→ ASSIGNMENT: Reproduce, without alteration, every line of the data; exclude the images.

-- EXCERPTED DATA follows --

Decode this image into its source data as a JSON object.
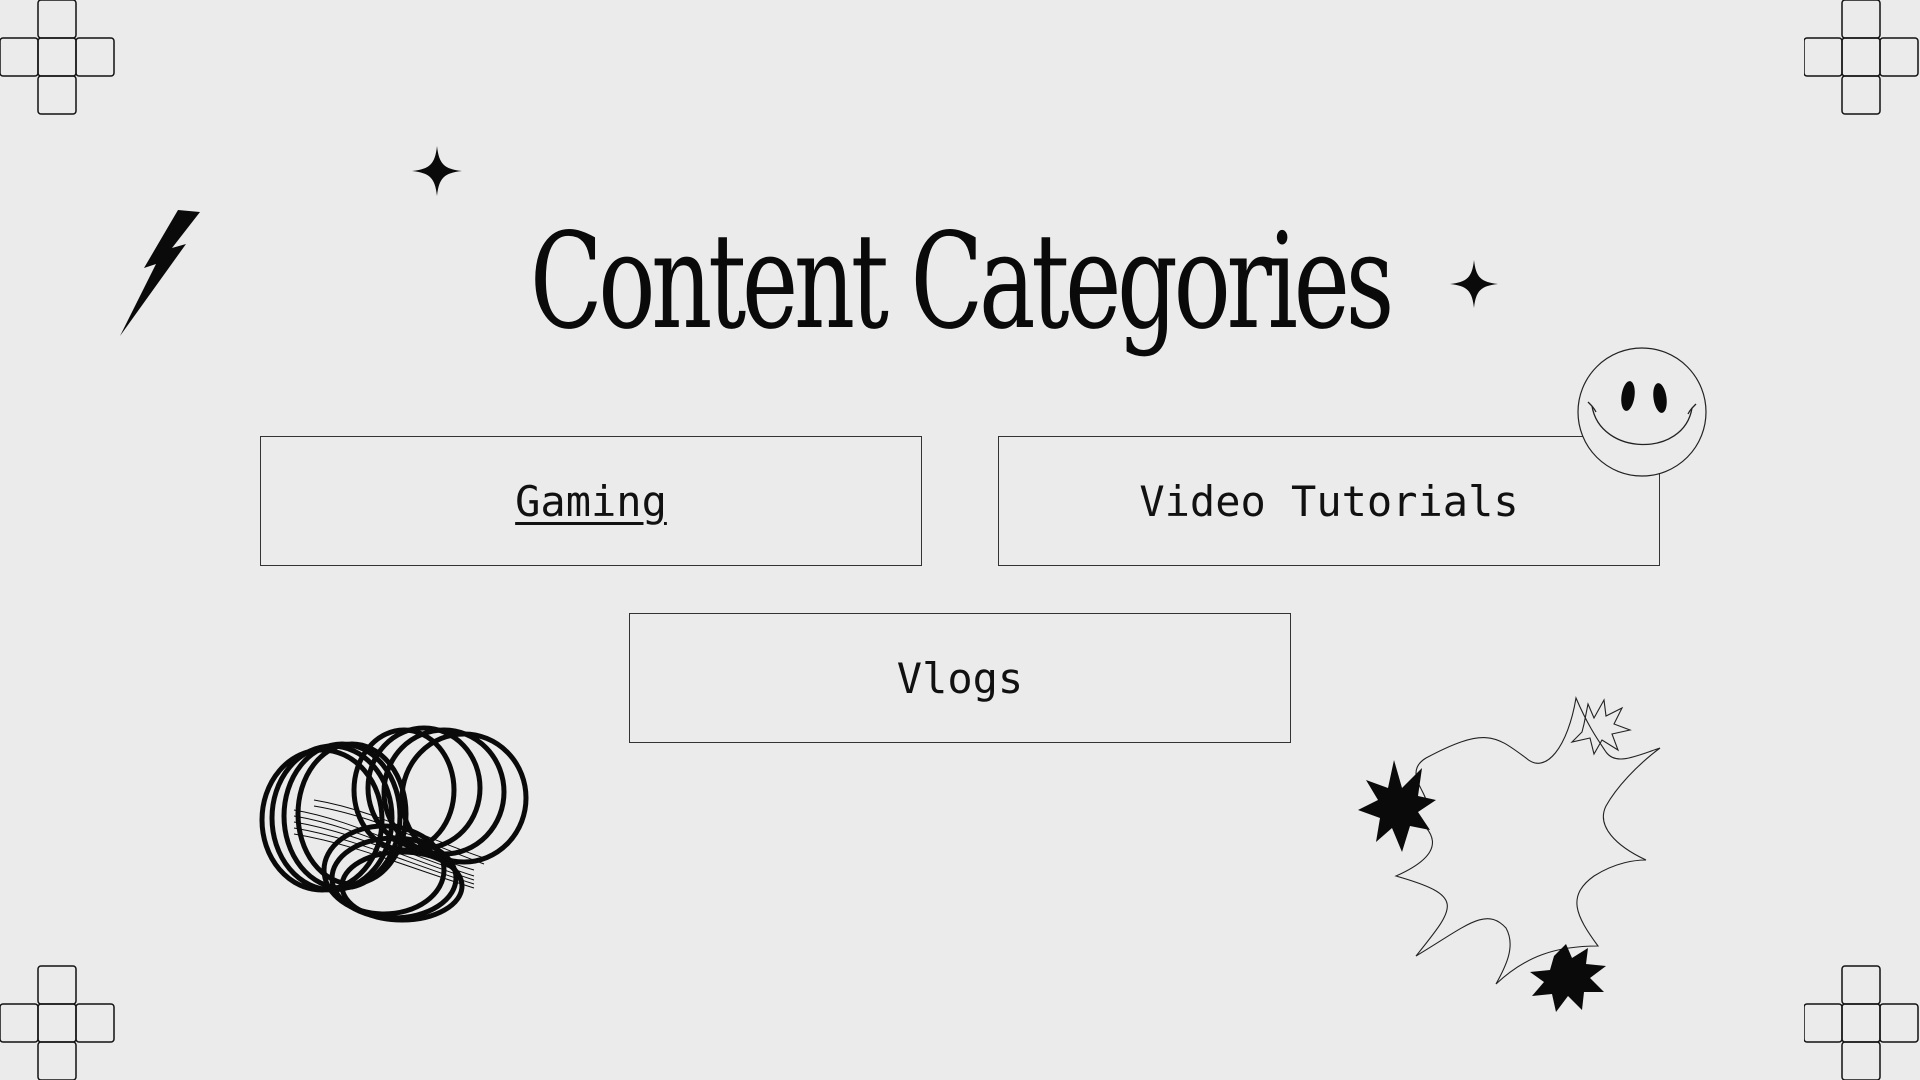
{
  "slide": {
    "title": "Content Categories"
  },
  "categories": [
    {
      "label": "Gaming",
      "linked": true
    },
    {
      "label": "Video Tutorials",
      "linked": false
    },
    {
      "label": "Vlogs",
      "linked": false
    }
  ],
  "decorations": {
    "icons": [
      "grid-cross-icon",
      "lightning-bolt-icon",
      "sparkle-icon",
      "smiley-face-icon",
      "spring-coil-icon",
      "burst-star-icon"
    ]
  },
  "colors": {
    "background": "#ebebeb",
    "ink": "#111111"
  }
}
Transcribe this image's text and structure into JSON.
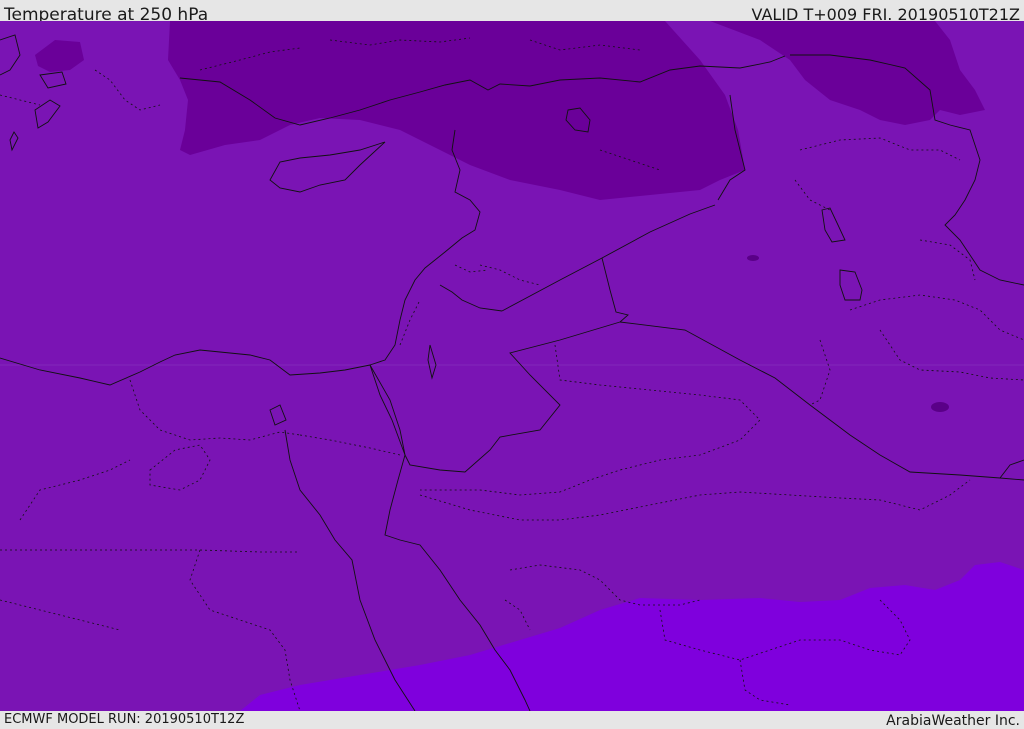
{
  "header": {
    "title": "Temperature at 250 hPa",
    "valid": "VALID T+009 FRI. 20190510T21Z"
  },
  "footer": {
    "model_run": "ECMWF MODEL RUN: 20190510T12Z",
    "credit": "ArabiaWeather Inc."
  },
  "colors": {
    "field_mid": "#7a14b4",
    "field_cold": "#6a0099",
    "field_warm": "#7f00dd",
    "border": "#111111"
  }
}
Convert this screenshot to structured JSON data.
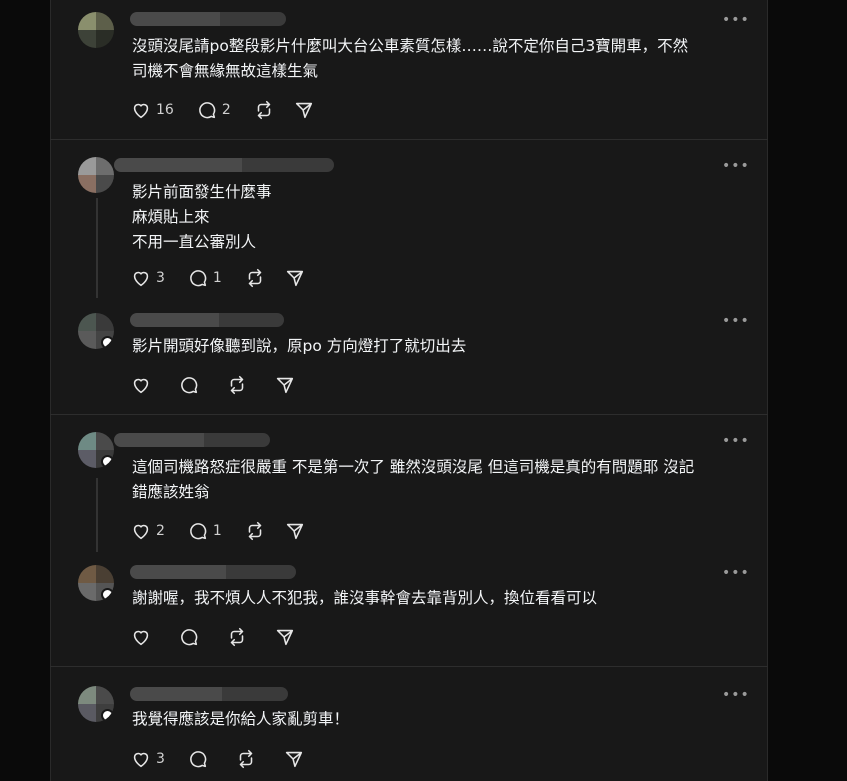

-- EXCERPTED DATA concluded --

→ SOLUTION TO THIS EXERCISE:
Decode this image into its source data as a JSON object.
{
  "slide": {
    "title": "Content Categories"
  },
  "categories": [
    {
      "label": "Gaming",
      "linked": true
    },
    {
      "label": "Video Tutorials",
      "linked": false
    },
    {
      "label": "Vlogs",
      "linked": false
    }
  ],
  "decorations": {
    "icons": [
      "grid-cross-icon",
      "lightning-bolt-icon",
      "sparkle-icon",
      "smiley-face-icon",
      "spring-coil-icon",
      "burst-star-icon"
    ]
  },
  "colors": {
    "background": "#ebebeb",
    "ink": "#111111"
  }
}
Transcribe this image's text and structure into JSON.
{
  "header": {
    "title": "Temperature at 250 hPa",
    "valid": "VALID T+009 FRI. 20190510T21Z"
  },
  "footer": {
    "model_run": "ECMWF MODEL RUN: 20190510T12Z",
    "credit": "ArabiaWeather Inc."
  },
  "colors": {
    "field_mid": "#7a14b4",
    "field_cold": "#6a0099",
    "field_warm": "#7f00dd",
    "border": "#111111"
  }
}
Convert this screenshot to structured JSON data.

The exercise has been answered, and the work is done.